** Listed records follows **
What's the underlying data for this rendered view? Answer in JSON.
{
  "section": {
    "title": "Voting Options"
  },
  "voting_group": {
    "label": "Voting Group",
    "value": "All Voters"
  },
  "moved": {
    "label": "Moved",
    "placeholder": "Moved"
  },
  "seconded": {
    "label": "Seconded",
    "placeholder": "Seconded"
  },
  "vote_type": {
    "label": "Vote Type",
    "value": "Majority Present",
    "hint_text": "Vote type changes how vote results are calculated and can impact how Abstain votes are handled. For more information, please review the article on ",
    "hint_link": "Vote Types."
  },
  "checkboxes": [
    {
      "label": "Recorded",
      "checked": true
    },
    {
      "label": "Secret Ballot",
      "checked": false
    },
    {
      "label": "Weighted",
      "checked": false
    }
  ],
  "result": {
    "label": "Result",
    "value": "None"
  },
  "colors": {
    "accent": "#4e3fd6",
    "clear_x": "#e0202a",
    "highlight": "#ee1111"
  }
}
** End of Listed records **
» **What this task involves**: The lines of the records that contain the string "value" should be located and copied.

» **Answer to the exercise**:
    "value": "All Voters"
    "value": "Majority Present",
    "value": "None"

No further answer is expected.